Three Hackney lads from the Chapel Royal Choir were set to sing at the wedding of the Duke and Duchess of York.
- 1 Massive drugs haul suspected to be worth over £1million seized in Hackney
- 2 Anti-lockdown and vaccination camp remains in Hackney Downs after a week
- 3 Homerton gardens renamed to sever slave trader ties and celebrate community hero
- 4 Drug dealer who killed "beloved" Hackney father convicted
- 5 Hackney barber to Lebron James and Anthony Joshua has skills recognised
- 6 Upcoming Hackney and Islington road and rail disruptions
- 7 Elderly woman robbed of precious watch in daylight Finsbury Park incident
- 8 Sistah Space launches charity shop to help domestic abuse survivors

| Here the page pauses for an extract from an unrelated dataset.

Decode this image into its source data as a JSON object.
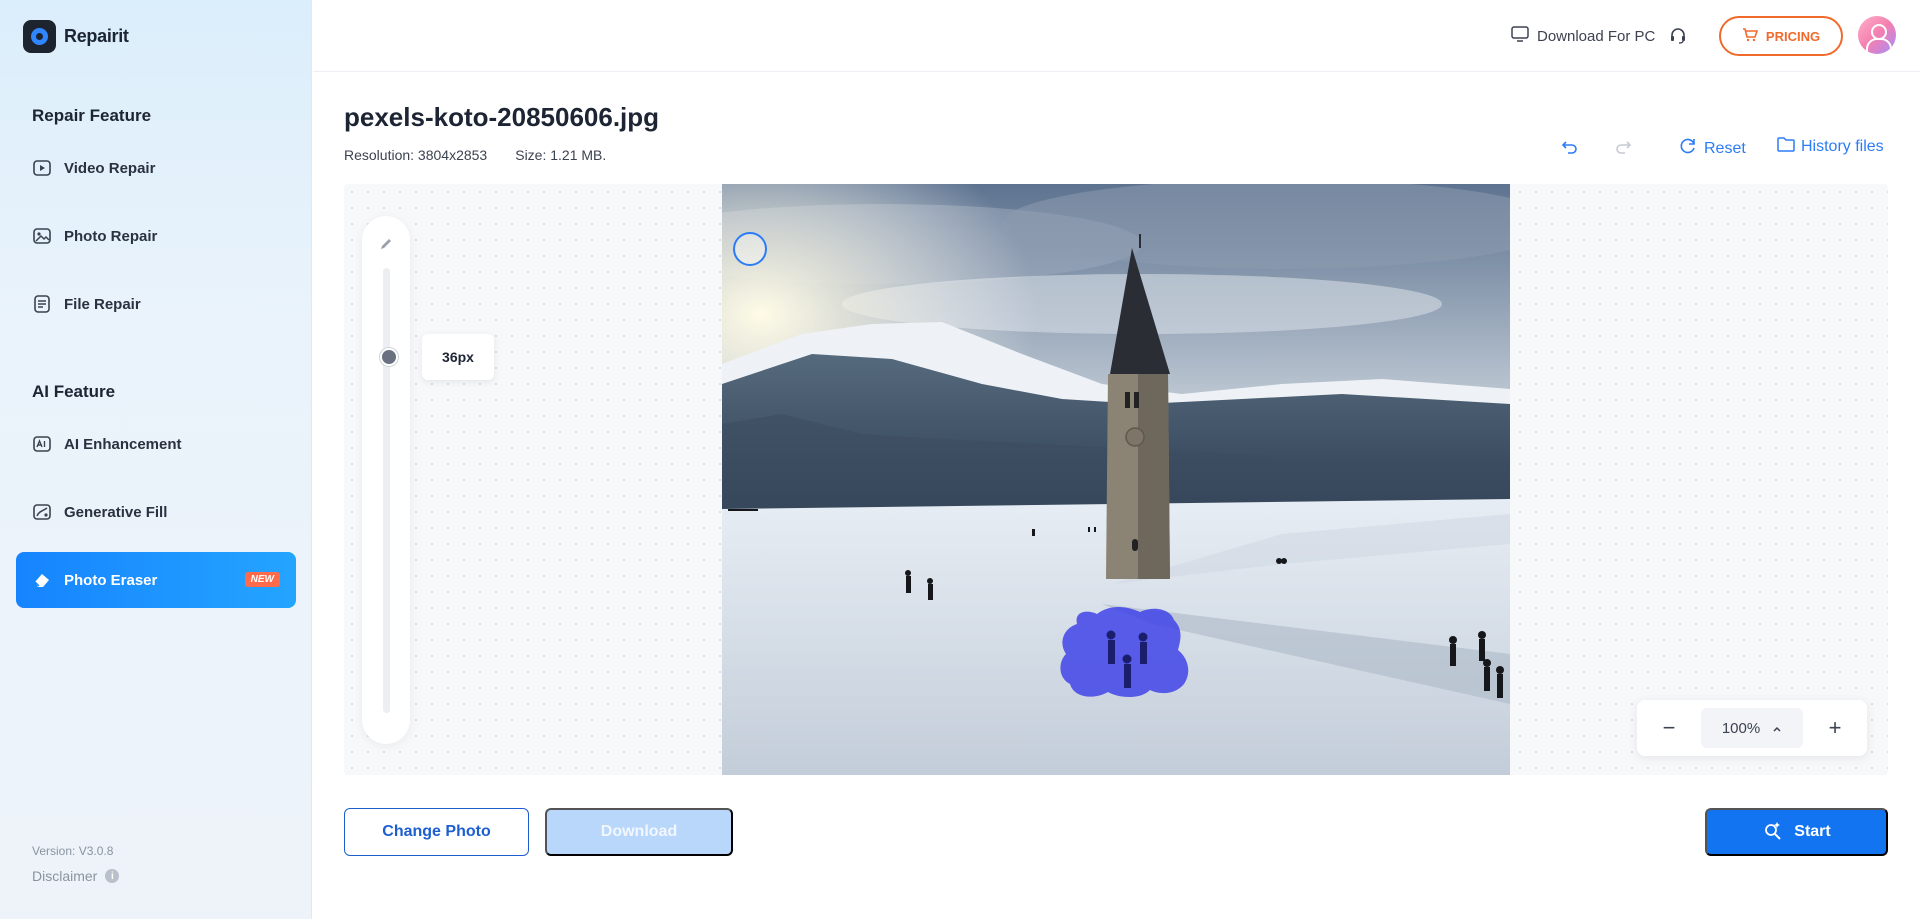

- 9 Calling anyone born on this day in 1982 for a documentary
- 10 Police searching for rightful owners of 45 stolen bikes
60 years ago:
A son torn between loyalty to his mum – a “difficult woman of 72” – and the girl he planned to marry was driven to breaking point when he grabbed his mum by the throat.
Edward Roberts, 41, of City Road, Shoreditch, admitted the assault at the Old Bailey, but denied attempted murder.
A prophetic headmaster warned pupils at Queensbridge Secondary School about the importance and influence of automation on their future.
Delivering his annual report at the school’s Speech Day, P. G. Glover said: “To meet this new world of automation when machines will control machines, every child will need highly developed skills to take his or her place in industry – which means a longer period at school.”